Ambassador LeBaron noted that diminishing reliance on Gulf oil imports and the diminishing U.S. defense budget also sparks fears of U.S. disengagement with the region. But as Gause points out, the U.S.-Gulf relationship predates U.S. reliance on Gulf-sourced oil, partially driven by Cold War-era dynamics but also the strategic understanding that oil will remain a global commodity and is highly integrated into the global market. Effects of supply disruptions will quickly ripple through price mechanisms.

With regard to new defense assets in Gulf, advanced arms are not only a rational product of defense needs. With the increase of the price of oil, constraints of the nineties have allowed increased spending. Gause notes that the main threat to the Gulf that has emerged today remains internal instability exploited by external powers, not typical state-state conflict.
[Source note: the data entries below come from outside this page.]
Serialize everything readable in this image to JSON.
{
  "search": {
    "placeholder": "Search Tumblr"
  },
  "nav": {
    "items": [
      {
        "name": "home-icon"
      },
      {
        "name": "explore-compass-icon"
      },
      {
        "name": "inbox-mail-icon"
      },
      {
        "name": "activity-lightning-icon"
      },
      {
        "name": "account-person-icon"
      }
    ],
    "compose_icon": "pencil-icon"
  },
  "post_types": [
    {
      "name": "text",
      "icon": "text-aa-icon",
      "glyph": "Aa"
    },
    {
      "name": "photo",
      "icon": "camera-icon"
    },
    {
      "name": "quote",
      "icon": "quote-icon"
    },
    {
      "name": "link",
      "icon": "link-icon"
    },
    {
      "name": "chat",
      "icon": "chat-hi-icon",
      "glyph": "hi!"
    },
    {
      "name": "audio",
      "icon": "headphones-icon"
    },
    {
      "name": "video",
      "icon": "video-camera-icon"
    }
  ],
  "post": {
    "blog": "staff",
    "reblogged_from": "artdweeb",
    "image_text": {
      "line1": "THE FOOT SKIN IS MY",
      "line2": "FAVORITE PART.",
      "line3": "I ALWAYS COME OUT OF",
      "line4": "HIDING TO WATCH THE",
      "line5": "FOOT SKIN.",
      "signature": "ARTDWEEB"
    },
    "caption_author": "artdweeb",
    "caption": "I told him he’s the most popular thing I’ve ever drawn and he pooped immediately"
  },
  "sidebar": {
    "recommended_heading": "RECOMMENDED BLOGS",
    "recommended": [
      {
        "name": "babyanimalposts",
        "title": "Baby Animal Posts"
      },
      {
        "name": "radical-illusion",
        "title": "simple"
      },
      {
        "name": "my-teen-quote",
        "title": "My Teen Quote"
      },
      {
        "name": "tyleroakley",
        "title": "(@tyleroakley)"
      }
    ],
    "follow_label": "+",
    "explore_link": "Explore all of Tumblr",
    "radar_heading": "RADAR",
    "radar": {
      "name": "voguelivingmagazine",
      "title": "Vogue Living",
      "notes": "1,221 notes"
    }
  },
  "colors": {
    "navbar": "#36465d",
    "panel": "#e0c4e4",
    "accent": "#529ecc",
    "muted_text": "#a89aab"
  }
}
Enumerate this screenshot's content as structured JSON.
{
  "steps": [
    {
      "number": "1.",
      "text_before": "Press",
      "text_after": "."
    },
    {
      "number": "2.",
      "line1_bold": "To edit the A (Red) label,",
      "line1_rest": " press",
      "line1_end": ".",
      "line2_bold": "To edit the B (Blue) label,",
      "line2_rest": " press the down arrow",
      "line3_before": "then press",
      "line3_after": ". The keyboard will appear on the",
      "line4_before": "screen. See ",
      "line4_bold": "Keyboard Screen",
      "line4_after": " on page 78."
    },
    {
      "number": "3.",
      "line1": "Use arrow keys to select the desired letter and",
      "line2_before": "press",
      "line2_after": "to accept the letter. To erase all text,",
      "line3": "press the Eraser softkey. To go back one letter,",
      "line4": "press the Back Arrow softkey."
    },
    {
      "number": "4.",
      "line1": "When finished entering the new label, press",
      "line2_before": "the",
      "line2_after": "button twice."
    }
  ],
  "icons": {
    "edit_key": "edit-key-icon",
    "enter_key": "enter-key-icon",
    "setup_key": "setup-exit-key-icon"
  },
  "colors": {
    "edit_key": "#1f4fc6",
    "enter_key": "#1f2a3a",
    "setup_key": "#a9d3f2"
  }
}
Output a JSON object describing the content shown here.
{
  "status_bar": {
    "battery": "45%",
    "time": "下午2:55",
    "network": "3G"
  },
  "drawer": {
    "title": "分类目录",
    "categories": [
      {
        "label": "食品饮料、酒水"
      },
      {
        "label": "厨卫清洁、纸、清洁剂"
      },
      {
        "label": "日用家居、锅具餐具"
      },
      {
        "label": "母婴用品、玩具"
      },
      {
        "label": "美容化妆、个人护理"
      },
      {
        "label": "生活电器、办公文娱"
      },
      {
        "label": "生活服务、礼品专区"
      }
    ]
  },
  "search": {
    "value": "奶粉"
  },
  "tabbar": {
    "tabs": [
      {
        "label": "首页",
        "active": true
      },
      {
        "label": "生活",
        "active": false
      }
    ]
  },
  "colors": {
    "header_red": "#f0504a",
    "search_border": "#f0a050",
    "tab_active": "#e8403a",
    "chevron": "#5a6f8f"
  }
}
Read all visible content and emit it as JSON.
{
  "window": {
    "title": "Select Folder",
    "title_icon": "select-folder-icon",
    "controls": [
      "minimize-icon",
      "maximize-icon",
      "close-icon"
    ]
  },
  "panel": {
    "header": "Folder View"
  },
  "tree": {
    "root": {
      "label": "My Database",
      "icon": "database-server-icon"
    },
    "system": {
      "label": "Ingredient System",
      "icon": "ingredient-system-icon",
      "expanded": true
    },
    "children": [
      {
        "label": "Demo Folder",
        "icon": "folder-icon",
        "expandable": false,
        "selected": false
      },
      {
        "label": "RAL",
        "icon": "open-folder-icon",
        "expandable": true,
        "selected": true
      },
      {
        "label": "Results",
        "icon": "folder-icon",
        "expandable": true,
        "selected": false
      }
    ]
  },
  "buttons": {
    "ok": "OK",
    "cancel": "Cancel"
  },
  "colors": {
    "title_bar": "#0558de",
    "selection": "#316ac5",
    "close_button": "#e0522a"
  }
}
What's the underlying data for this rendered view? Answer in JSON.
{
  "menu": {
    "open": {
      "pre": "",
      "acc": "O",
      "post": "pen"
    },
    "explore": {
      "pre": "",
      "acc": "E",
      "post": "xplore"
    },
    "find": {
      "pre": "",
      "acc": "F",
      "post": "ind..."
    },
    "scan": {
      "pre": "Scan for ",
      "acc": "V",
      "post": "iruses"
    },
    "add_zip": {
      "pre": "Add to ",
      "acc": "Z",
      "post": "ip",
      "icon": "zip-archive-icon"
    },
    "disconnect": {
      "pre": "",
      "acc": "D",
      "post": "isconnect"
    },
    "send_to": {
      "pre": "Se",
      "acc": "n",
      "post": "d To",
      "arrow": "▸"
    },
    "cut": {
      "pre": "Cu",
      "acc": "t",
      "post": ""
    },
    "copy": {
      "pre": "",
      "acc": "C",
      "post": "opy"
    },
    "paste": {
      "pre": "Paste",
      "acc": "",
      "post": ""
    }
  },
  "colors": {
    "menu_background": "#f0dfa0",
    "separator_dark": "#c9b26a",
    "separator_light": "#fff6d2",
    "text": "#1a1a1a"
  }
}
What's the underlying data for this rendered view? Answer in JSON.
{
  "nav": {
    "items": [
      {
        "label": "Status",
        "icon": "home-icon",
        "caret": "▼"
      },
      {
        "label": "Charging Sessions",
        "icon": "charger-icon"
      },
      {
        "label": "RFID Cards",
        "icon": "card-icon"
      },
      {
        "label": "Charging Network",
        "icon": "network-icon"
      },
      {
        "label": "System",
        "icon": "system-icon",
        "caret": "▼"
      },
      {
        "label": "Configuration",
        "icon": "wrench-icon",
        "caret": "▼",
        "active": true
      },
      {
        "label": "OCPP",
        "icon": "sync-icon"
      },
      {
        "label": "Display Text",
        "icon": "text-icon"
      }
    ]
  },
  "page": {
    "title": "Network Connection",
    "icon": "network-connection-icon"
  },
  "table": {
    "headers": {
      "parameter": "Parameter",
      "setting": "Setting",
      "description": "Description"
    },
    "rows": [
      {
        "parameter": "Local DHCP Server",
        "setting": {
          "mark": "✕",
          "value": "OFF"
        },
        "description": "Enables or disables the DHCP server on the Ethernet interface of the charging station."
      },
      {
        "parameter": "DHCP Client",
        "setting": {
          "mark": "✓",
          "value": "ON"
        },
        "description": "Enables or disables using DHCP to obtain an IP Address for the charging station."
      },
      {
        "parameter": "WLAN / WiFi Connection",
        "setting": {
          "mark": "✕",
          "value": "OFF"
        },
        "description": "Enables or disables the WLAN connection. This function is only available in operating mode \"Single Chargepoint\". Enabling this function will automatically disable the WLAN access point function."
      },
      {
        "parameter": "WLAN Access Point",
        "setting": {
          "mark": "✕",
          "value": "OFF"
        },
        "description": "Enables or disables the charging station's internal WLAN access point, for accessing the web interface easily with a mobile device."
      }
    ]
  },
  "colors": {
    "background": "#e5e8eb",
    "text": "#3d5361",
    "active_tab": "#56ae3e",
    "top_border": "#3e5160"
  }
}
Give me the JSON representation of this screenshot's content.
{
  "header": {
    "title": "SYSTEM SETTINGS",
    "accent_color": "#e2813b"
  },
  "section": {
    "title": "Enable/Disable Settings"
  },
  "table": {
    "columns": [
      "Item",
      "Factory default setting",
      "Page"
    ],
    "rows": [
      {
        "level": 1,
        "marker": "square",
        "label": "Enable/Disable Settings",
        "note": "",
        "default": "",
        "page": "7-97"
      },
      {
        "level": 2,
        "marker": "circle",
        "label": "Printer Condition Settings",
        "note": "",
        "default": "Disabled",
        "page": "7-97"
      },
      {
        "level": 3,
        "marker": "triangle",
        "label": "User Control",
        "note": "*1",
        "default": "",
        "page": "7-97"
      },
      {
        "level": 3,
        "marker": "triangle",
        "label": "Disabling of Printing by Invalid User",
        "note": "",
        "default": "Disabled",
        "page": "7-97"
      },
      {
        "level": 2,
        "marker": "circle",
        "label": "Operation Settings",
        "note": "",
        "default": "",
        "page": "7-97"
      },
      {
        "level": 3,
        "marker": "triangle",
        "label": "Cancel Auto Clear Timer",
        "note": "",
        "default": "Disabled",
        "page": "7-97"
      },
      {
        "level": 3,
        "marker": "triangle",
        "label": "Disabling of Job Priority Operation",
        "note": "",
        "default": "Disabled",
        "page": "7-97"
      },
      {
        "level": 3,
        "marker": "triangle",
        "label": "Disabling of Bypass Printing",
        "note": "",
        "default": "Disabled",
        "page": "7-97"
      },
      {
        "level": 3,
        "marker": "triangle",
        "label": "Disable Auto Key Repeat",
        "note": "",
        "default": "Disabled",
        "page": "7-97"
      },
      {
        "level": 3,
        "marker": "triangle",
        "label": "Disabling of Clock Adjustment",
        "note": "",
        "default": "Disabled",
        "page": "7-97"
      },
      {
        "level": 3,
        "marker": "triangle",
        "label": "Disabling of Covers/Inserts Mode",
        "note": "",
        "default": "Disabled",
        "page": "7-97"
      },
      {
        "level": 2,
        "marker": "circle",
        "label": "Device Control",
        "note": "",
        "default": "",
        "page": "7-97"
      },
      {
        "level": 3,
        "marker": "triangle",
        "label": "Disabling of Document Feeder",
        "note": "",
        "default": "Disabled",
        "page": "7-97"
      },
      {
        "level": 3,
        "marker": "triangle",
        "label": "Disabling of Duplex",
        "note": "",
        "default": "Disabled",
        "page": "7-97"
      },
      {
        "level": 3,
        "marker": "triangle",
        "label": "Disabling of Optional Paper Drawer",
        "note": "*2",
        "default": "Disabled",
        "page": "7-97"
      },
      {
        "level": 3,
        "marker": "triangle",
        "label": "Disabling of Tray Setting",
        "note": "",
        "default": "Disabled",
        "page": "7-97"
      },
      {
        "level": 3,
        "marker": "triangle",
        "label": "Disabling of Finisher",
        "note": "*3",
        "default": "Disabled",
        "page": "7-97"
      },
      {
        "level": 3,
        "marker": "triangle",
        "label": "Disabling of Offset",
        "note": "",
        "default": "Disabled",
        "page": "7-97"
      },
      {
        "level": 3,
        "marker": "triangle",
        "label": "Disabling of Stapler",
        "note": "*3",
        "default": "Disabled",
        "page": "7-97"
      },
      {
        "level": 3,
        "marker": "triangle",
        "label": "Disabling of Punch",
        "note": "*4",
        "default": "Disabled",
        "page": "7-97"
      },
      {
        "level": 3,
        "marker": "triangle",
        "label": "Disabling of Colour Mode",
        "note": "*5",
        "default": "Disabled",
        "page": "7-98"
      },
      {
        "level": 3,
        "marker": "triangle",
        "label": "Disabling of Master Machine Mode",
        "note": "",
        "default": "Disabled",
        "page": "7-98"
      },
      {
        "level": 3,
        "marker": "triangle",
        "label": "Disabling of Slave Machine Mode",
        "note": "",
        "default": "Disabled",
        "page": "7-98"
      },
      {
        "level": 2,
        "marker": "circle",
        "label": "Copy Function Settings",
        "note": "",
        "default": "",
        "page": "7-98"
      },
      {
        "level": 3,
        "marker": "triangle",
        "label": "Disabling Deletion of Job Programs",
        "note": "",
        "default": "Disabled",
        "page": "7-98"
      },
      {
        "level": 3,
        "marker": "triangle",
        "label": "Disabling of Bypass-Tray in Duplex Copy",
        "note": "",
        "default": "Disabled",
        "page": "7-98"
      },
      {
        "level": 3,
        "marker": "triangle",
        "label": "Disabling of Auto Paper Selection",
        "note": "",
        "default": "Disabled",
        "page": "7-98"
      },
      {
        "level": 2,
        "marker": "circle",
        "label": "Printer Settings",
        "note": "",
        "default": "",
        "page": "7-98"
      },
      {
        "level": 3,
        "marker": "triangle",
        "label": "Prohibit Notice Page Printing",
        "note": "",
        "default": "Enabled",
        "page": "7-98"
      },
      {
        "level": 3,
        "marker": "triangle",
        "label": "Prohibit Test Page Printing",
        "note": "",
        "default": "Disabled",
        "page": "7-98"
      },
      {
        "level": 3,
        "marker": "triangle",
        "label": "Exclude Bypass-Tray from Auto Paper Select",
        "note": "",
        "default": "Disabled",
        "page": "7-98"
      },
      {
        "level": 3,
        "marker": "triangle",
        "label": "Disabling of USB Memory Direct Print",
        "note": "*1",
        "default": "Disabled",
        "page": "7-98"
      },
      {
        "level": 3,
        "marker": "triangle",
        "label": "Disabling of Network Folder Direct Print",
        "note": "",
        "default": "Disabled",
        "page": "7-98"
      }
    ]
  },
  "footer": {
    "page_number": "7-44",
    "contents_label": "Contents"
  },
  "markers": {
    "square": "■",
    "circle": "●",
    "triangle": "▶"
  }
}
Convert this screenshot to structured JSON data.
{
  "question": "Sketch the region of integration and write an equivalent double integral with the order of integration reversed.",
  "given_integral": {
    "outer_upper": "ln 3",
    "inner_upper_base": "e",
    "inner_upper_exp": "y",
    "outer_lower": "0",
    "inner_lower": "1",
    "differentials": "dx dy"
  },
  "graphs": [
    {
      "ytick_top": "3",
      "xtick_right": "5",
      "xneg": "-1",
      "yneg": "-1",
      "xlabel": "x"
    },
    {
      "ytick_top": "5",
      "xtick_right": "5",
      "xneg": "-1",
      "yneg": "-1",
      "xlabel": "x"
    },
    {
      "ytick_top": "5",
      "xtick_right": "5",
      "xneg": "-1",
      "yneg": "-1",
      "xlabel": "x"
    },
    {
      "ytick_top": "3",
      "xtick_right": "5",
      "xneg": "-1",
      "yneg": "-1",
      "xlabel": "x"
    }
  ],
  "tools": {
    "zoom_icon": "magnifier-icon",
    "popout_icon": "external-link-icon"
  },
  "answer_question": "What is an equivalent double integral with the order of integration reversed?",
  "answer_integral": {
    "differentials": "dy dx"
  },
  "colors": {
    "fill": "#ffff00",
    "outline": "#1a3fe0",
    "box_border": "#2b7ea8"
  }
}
New high-tech weaponry however, maintains a fundamental deterrence against this limited possibility.

Although the United States has largely ignored Iraq since its withdrawal, the importance of Iraq in Arab Gulf security has not diminished. Gause remarks how “Iraq is the hole in the Gulf doughnut.” Under the Ba’ath regime, Iraq balanced Iran throughout the 1980s and 1990s. Gulf states could once manage this balance but today Iran has enveloped Iraq’s space. Mostly out of fear, the Gulf unimaginatively exaggerates the Iran’s attempts to extend influence into the Gulf states. Nonetheless, the belief that the enemy is knocking at the door informs policies (such as those made in Bahrain) to counter a Shiite incursion.The primary fear is that, as Iraqi politics deteriorates, a creeping return to civil war will open the Iraq theater to regional powers trying to widen their influence, potentially threatening U.S. allies and regional stability.

The United States and the Gulf never shared a relationship based on a broad common agenda, making a truly coordinated policy response to regional issues such as the turmoil in Egypt and Syria extremely difficult. The relationship’s bedrock remains the bilateral security relationship. Despite the divergence of policy priorities between them, Gause characterized the relationship between the U.S. and its Gulf partners as a “Catholic Marriage”—one in which divorce is not possible, and where no other substitutes, such as China, could replace the U.S. role. The primary U.S. imperative in the region absent a major geostrategic shift—maintaining a balance such that no one country dominates the Gulf—will limit policy options going forward. The monarchies of the region are likely to remain intact, but Gause noted that the situation in Bahrain dictates that the U.S. consider the safety of its forces stationed there and consider its options.